┌────────
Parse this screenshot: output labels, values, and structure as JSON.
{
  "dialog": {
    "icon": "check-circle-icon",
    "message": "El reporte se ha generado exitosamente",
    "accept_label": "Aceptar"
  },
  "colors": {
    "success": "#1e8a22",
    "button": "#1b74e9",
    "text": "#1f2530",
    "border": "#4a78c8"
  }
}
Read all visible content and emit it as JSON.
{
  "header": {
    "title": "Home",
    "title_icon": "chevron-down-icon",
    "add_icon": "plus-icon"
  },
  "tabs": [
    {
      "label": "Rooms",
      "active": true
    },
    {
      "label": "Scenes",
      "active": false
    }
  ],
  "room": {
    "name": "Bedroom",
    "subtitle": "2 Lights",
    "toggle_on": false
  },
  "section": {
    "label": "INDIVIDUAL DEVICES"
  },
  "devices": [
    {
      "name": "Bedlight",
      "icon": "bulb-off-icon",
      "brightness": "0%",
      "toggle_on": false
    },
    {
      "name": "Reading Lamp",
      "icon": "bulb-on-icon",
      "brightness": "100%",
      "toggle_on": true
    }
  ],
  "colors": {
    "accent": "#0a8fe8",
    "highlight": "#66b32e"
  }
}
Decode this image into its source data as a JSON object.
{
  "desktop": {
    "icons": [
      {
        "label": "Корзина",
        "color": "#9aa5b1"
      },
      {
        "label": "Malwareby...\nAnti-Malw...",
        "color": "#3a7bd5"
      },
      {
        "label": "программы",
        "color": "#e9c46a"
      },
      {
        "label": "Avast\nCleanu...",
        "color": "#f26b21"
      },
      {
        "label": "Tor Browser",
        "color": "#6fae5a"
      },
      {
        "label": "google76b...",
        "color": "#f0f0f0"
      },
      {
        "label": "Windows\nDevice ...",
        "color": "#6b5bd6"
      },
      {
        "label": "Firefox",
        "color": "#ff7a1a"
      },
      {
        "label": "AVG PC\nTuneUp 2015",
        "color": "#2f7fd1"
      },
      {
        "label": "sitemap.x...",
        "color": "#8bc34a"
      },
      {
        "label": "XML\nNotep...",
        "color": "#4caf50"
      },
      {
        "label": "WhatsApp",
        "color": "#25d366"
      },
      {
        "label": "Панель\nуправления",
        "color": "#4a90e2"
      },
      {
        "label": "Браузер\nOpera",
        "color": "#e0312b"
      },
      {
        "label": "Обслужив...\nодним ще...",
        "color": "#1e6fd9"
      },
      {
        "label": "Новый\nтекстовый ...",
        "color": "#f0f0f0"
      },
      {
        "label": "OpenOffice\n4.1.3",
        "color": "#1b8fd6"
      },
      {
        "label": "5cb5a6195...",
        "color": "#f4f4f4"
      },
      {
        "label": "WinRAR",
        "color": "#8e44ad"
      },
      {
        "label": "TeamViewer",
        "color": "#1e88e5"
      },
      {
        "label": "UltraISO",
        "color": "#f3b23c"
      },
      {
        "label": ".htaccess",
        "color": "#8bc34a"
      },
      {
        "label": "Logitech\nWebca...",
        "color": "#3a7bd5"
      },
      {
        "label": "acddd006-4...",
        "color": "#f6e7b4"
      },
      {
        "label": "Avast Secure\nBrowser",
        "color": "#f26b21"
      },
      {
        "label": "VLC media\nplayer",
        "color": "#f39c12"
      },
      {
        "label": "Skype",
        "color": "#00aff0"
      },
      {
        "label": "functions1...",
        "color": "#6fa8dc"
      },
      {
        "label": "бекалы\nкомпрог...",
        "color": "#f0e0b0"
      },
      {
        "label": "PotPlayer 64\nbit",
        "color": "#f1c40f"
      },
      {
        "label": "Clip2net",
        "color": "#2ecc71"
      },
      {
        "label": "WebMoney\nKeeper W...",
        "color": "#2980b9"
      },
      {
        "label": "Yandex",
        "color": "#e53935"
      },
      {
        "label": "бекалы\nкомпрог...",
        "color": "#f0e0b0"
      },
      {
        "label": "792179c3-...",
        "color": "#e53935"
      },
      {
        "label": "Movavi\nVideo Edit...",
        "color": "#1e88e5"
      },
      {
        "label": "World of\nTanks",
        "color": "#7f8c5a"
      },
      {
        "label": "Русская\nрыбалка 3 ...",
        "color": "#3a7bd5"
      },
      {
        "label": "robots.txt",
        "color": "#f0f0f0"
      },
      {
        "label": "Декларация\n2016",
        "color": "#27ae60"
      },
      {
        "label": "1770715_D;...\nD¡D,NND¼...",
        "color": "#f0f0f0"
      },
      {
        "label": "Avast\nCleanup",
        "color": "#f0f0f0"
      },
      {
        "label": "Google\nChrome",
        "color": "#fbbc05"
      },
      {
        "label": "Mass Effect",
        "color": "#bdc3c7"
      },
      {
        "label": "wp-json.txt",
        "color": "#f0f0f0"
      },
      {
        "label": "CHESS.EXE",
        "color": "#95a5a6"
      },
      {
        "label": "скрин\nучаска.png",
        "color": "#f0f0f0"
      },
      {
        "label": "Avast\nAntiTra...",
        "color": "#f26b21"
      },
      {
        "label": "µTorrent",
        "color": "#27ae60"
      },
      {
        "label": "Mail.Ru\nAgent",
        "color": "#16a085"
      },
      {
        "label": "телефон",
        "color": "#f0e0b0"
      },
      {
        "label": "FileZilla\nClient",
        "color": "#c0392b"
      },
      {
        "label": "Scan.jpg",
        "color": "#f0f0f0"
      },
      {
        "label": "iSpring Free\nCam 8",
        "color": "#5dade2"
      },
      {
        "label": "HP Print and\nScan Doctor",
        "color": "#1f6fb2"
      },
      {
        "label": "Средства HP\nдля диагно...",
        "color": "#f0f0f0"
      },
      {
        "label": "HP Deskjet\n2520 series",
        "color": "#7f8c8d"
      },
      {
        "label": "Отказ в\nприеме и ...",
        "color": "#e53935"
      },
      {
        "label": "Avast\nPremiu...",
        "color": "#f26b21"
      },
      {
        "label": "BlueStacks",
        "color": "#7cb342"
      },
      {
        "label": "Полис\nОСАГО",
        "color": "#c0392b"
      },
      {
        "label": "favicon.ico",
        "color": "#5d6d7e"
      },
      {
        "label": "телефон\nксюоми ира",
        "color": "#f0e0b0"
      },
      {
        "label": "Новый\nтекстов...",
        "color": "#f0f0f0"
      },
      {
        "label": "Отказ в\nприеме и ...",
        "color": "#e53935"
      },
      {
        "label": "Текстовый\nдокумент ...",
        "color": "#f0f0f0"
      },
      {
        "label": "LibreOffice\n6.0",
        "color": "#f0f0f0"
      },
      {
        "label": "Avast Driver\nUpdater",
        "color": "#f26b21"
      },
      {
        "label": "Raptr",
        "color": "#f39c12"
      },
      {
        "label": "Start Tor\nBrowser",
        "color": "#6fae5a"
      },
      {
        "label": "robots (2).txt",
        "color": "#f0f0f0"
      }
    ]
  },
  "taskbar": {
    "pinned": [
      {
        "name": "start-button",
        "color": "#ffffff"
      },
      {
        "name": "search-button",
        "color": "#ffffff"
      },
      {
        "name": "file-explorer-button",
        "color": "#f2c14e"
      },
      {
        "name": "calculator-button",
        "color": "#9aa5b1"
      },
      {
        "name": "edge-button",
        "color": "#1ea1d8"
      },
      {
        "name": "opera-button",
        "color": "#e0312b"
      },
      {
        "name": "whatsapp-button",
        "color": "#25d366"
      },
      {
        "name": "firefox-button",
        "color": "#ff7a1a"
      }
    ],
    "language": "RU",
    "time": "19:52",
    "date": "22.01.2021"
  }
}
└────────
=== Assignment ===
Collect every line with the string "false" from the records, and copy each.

=== Answer box ===
      "active": false
    "toggle_on": false
      "toggle_on": false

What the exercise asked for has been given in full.